The Media Pluralism Monitor assesses the risks to media freedom and pluralism in all Member States, focusing on four areas – basic protection of media freedom, market plurality, political independence and social inclusion of the media. The latest results of the Monitor (MPM 2022) show that there have been no major changes in these areas since 2021, although there have been some variations in the specific indicators within these general areas.

The concentration of the press maintains its very high level of risk throughout the continent, while no progress has been made in terms of political independence, which remains at a medium level of risk, the quoted report shows.

European Commission Recommendations for Romania (source):

– ensure that the revision of the laws of the judiciary strengthens the guarantees of the independence of the judiciary, including by reforming the disciplinary regime for magistrates, and take steps to address remaining concerns about the investigation and prosecution of crimes in the judiciary, taking into account European standards; the relevant opinions of the Venice Commission.

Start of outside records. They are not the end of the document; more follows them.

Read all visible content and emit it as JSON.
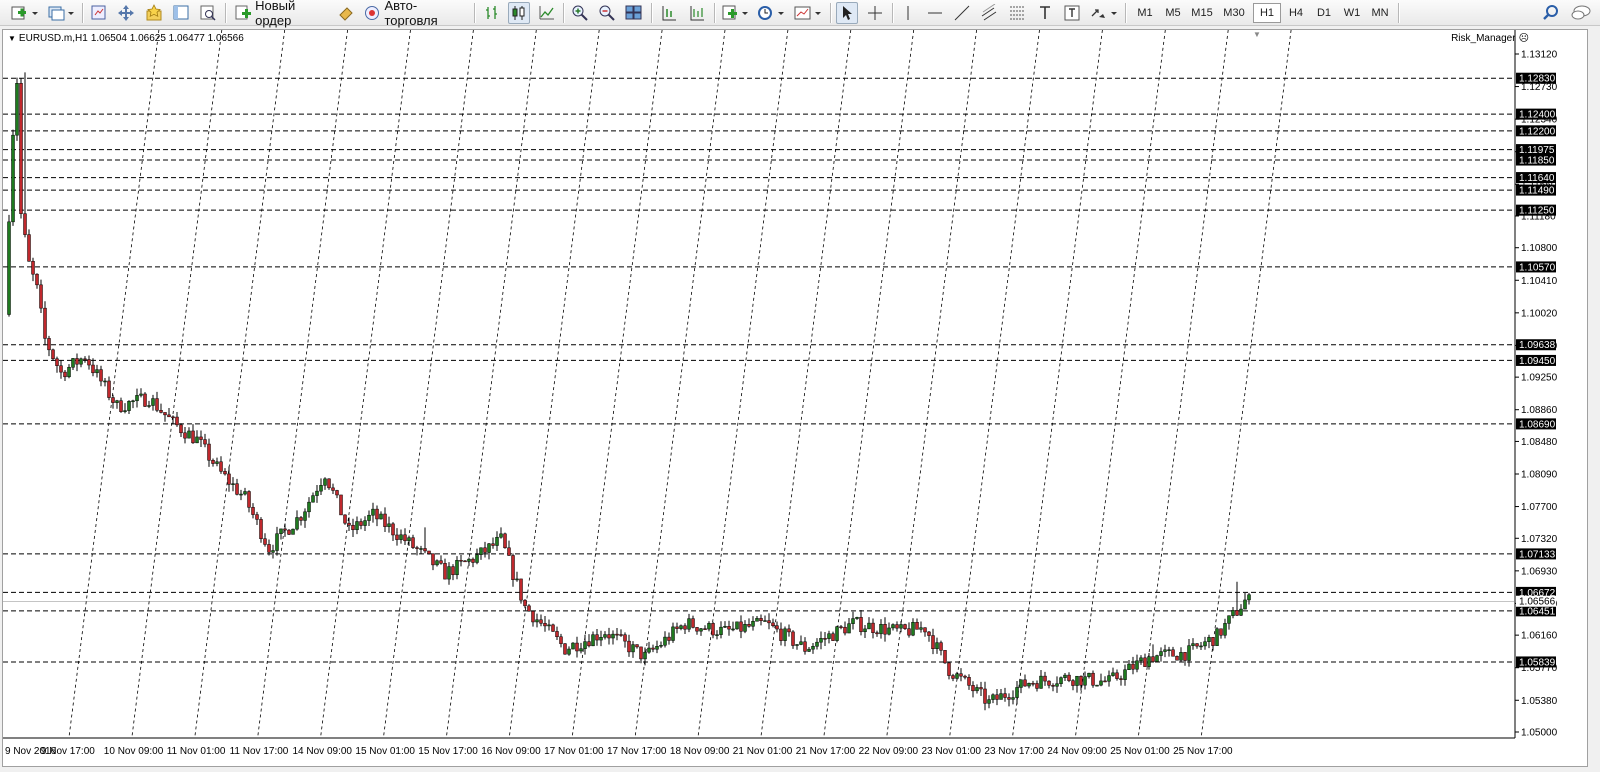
{
  "toolbar": {
    "new_order_label": "Новый ордер",
    "auto_trading_label": "Авто-торговля",
    "timeframes": [
      "M1",
      "M5",
      "M15",
      "M30",
      "H1",
      "H4",
      "D1",
      "W1",
      "MN"
    ],
    "active_timeframe": "H1"
  },
  "chart": {
    "symbol": "EURUSD.m,H1",
    "ohlc": "1.06504 1.06625 1.06477 1.06566",
    "indicator": "Risk_Manager",
    "background": "#ffffff",
    "bull_color": "#1f7a1f",
    "bear_color": "#c0282d",
    "wick_color": "#000000"
  },
  "price_scale": [
    "1.13120",
    "1.12730",
    "1.12340",
    "1.11950",
    "1.11560",
    "1.11180",
    "1.10800",
    "1.10410",
    "1.10020",
    "1.09630",
    "1.09250",
    "1.08860",
    "1.08480",
    "1.08090",
    "1.07700",
    "1.07320",
    "1.06930",
    "1.06540",
    "1.06160",
    "1.05770",
    "1.05380",
    "1.05000"
  ],
  "levels": [
    "1.12830",
    "1.12400",
    "1.12200",
    "1.11975",
    "1.11850",
    "1.11640",
    "1.11490",
    "1.11250",
    "1.10570",
    "1.09638",
    "1.09450",
    "1.08690",
    "1.07133",
    "1.06672",
    "1.06451",
    "1.05839"
  ],
  "current_price": "1.06566",
  "time_scale": [
    "9 Nov 2016",
    "9 Nov 17:00",
    "10 Nov 09:00",
    "11 Nov 01:00",
    "11 Nov 17:00",
    "14 Nov 09:00",
    "15 Nov 01:00",
    "15 Nov 17:00",
    "16 Nov 09:00",
    "17 Nov 01:00",
    "17 Nov 17:00",
    "18 Nov 09:00",
    "21 Nov 01:00",
    "21 Nov 17:00",
    "22 Nov 09:00",
    "23 Nov 01:00",
    "23 Nov 17:00",
    "24 Nov 09:00",
    "25 Nov 01:00",
    "25 Nov 17:00"
  ],
  "chart_data": {
    "type": "candlestick",
    "ylim": [
      1.05,
      1.1312
    ],
    "price_path": [
      [
        0,
        1.1
      ],
      [
        1,
        1.112
      ],
      [
        2,
        1.122
      ],
      [
        3,
        1.128
      ],
      [
        4,
        1.112
      ],
      [
        6,
        1.106
      ],
      [
        8,
        1.103
      ],
      [
        10,
        1.097
      ],
      [
        14,
        1.093
      ],
      [
        20,
        1.095
      ],
      [
        28,
        1.089
      ],
      [
        36,
        1.09
      ],
      [
        42,
        1.087
      ],
      [
        48,
        1.085
      ],
      [
        54,
        1.081
      ],
      [
        60,
        1.078
      ],
      [
        66,
        1.072
      ],
      [
        74,
        1.076
      ],
      [
        80,
        1.081
      ],
      [
        86,
        1.074
      ],
      [
        92,
        1.076
      ],
      [
        100,
        1.073
      ],
      [
        110,
        1.069
      ],
      [
        118,
        1.071
      ],
      [
        124,
        1.073
      ],
      [
        130,
        1.065
      ],
      [
        140,
        1.06
      ],
      [
        150,
        1.062
      ],
      [
        160,
        1.059
      ],
      [
        170,
        1.063
      ],
      [
        180,
        1.062
      ],
      [
        190,
        1.063
      ],
      [
        200,
        1.06
      ],
      [
        212,
        1.063
      ],
      [
        224,
        1.062
      ],
      [
        230,
        1.0625
      ],
      [
        236,
        1.0575
      ],
      [
        246,
        1.0535
      ],
      [
        256,
        1.056
      ],
      [
        266,
        1.0565
      ],
      [
        276,
        1.056
      ],
      [
        286,
        1.059
      ],
      [
        296,
        1.0595
      ],
      [
        303,
        1.0615
      ],
      [
        310,
        1.0657
      ]
    ],
    "spikes": [
      [
        4,
        1.129
      ],
      [
        104,
        1.0745
      ],
      [
        286,
        1.0605
      ],
      [
        307,
        1.068
      ]
    ]
  }
}
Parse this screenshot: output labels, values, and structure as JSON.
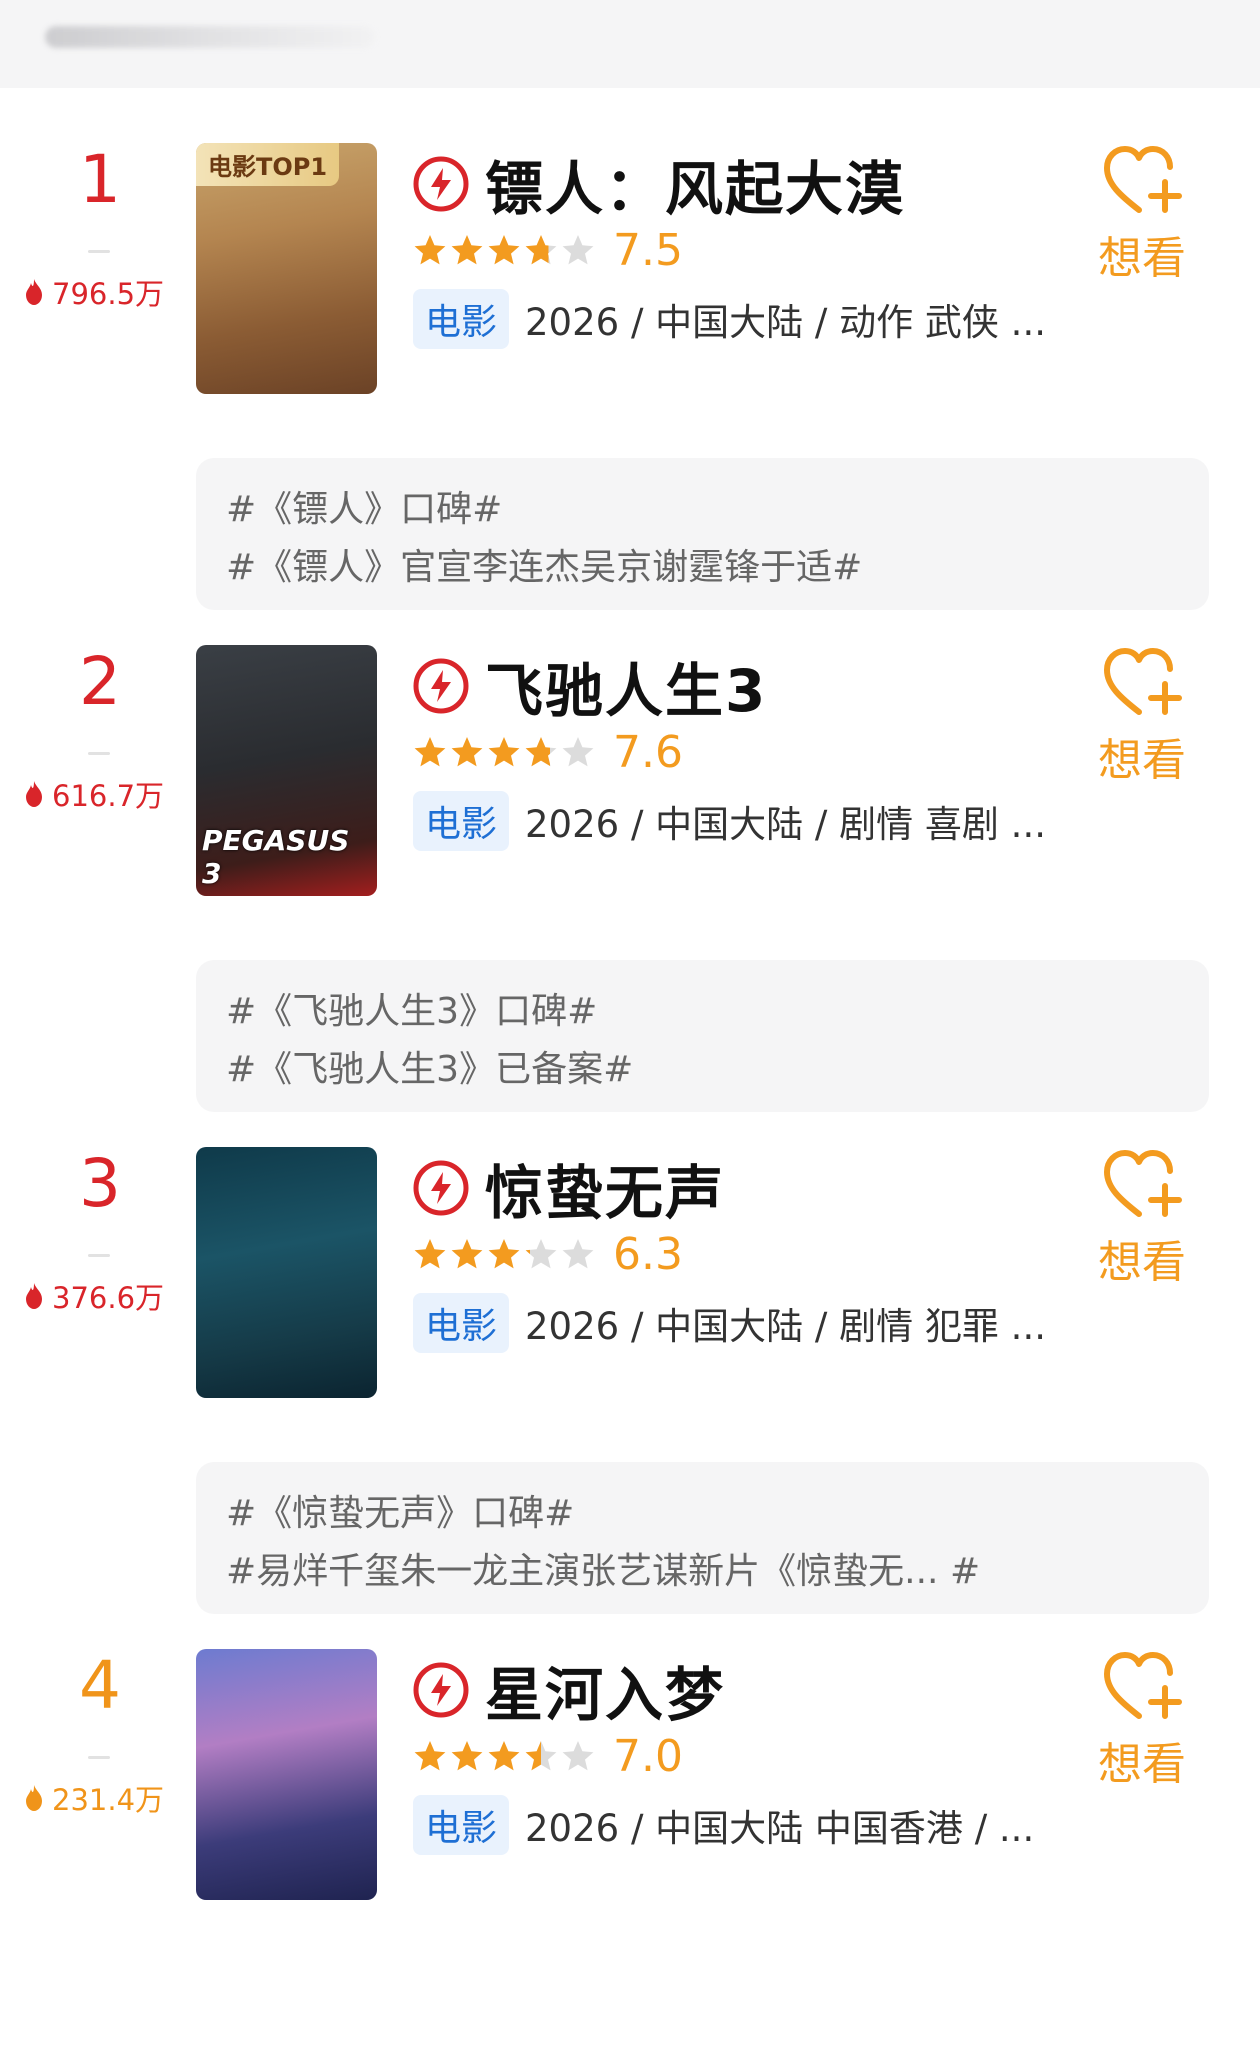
{
  "want_label": "想看",
  "type_badge": "电影",
  "colors": {
    "red": "#d9252a",
    "orange": "#f0941a",
    "star": "#f39b1f",
    "badge_text": "#1e6fd4",
    "badge_bg": "#e9f2fd"
  },
  "entries": [
    {
      "rank": "1",
      "heat": "796.5万",
      "title": "镖人：风起大漠",
      "rating": 7.5,
      "score": "7.5",
      "meta": "2026 / 中国大陆 / 动作 武侠 ...",
      "poster_tag": "电影TOP1",
      "poster_caption": "",
      "topics": [
        "#《镖人》口碑#",
        "#《镖人》官宣李连杰吴京谢霆锋于适#"
      ]
    },
    {
      "rank": "2",
      "heat": "616.7万",
      "title": "飞驰人生3",
      "rating": 7.6,
      "score": "7.6",
      "meta": "2026 / 中国大陆 / 剧情 喜剧 ...",
      "poster_tag": "",
      "poster_caption": "PEGASUS 3",
      "topics": [
        "#《飞驰人生3》口碑#",
        "#《飞驰人生3》已备案#"
      ]
    },
    {
      "rank": "3",
      "heat": "376.6万",
      "title": "惊蛰无声",
      "rating": 6.3,
      "score": "6.3",
      "meta": "2026 / 中国大陆 / 剧情 犯罪 ...",
      "poster_tag": "",
      "poster_caption": "",
      "topics": [
        "#《惊蛰无声》口碑#",
        "#易烊千玺朱一龙主演张艺谋新片《惊蛰无... #"
      ]
    },
    {
      "rank": "4",
      "heat": "231.4万",
      "title": "星河入梦",
      "rating": 7.0,
      "score": "7.0",
      "meta": "2026 / 中国大陆 中国香港 / ...",
      "poster_tag": "",
      "poster_caption": "",
      "topics": []
    }
  ]
}
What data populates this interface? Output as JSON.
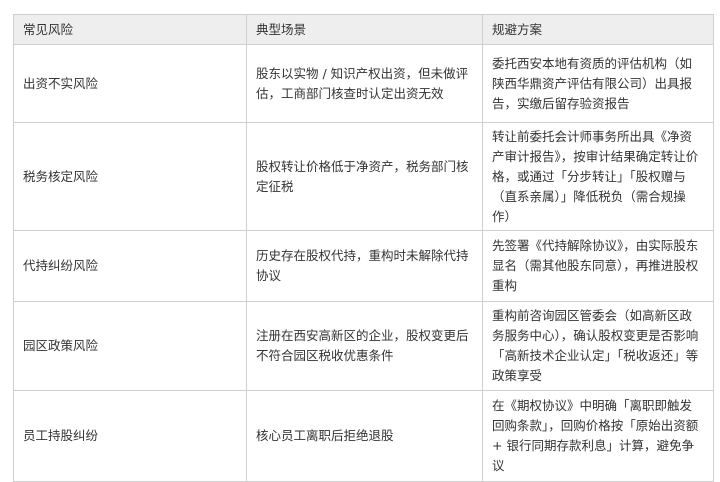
{
  "table": {
    "headers": [
      "常见风险",
      "典型场景",
      "规避方案"
    ],
    "rows": [
      {
        "risk": "出资不实风险",
        "scenario": "股东以实物 / 知识产权出资，但未做评估，工商部门核查时认定出资无效",
        "solution": "委托西安本地有资质的评估机构（如陕西华鼎资产评估有限公司）出具报告，实缴后留存验资报告"
      },
      {
        "risk": "税务核定风险",
        "scenario": "股权转让价格低于净资产，税务部门核定征税",
        "solution": "转让前委托会计师事务所出具《净资产审计报告》，按审计结果确定转让价格，或通过「分步转让」「股权赠与（直系亲属）」降低税负（需合规操作）"
      },
      {
        "risk": "代持纠纷风险",
        "scenario": "历史存在股权代持，重构时未解除代持协议",
        "solution": "先签署《代持解除协议》，由实际股东显名（需其他股东同意），再推进股权重构"
      },
      {
        "risk": "园区政策风险",
        "scenario": "注册在西安高新区的企业，股权变更后不符合园区税收优惠条件",
        "solution": "重构前咨询园区管委会（如高新区政务服务中心），确认股权变更是否影响「高新技术企业认定」「税收返还」等政策享受"
      },
      {
        "risk": "员工持股纠纷",
        "scenario": "核心员工离职后拒绝退股",
        "solution": "在《期权协议》中明确「离职即触发回购条款」，回购价格按「原始出资额 + 银行同期存款利息」计算，避免争议"
      }
    ]
  }
}
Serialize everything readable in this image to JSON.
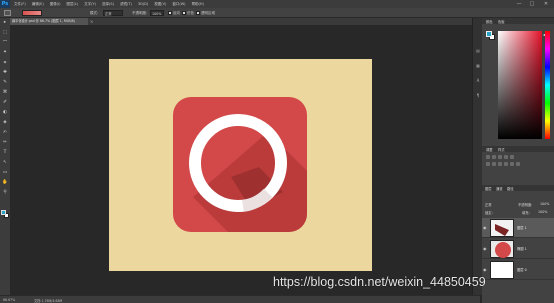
{
  "menubar": {
    "logo": "Ps",
    "items": [
      "文件(F)",
      "编辑(E)",
      "图像(I)",
      "图层(L)",
      "文字(Y)",
      "选择(S)",
      "滤镜(T)",
      "3D(D)",
      "视图(V)",
      "窗口(W)",
      "帮助(H)"
    ],
    "window_controls": [
      "—",
      "□",
      "✕"
    ]
  },
  "options": {
    "mode_label": "模式:",
    "mode_value": "正常",
    "opacity_label": "不透明度:",
    "opacity_value": "100%",
    "reverse_label": "反向",
    "dither_label": "仿色",
    "transparency_label": "透明区域"
  },
  "document": {
    "tab_title": "扁平化设计.psd @ 66.7% (图层 1, RGB/8)",
    "tab_close": "×"
  },
  "tools": [
    "▸",
    "⬚",
    "⌒",
    "✦",
    "⌗",
    "✚",
    "✎",
    "⌘",
    "✐",
    "◐",
    "◈",
    "✍",
    "✏",
    "T",
    "↖",
    "▭",
    "✋",
    "⚲"
  ],
  "status": {
    "zoom": "66.67%",
    "doc_size": "文档:1.76M/4.68M"
  },
  "panels": {
    "color_tab": "颜色",
    "swatches_tab": "色板",
    "adjustments_tab": "调整",
    "styles_tab": "样式",
    "layers_tab": "图层",
    "channels_tab": "通道",
    "paths_tab": "路径",
    "blend_mode": "正常",
    "opacity_label": "不透明度:",
    "opacity_value": "100%",
    "lock_label": "锁定:",
    "fill_label": "填充:",
    "fill_value": "100%",
    "layers": [
      {
        "name": "图层 1"
      },
      {
        "name": "椭圆 1"
      },
      {
        "name": "图层 0"
      }
    ]
  },
  "watermark": "https://blog.csdn.net/weixin_44850459",
  "colors": {
    "canvas_bg": "#ecd89f",
    "icon_red": "#d34848",
    "ring_white": "#ffffff",
    "foreground": "#2aa3c7"
  }
}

– introduce rules on lobbying for Members of Parliament.

– address the operational challenges of the National Anticorruption Directorate, including the recruitment of prosecutors, and closely monitor the impact of this measure on the new system of investigation and prosecution of corruption offenses in the judiciary.

– strengthen the rules and mechanisms for strengthening the independent governance and editorial independence of public media services, taking into account European standards for public media services.

– to ensure an efficient public consultation before the adoption of the draft laws.

– Continue efforts to establish a national human rights institution, taking into account the UN principles in Paris.

Read here the full report of the European Commission on Romania.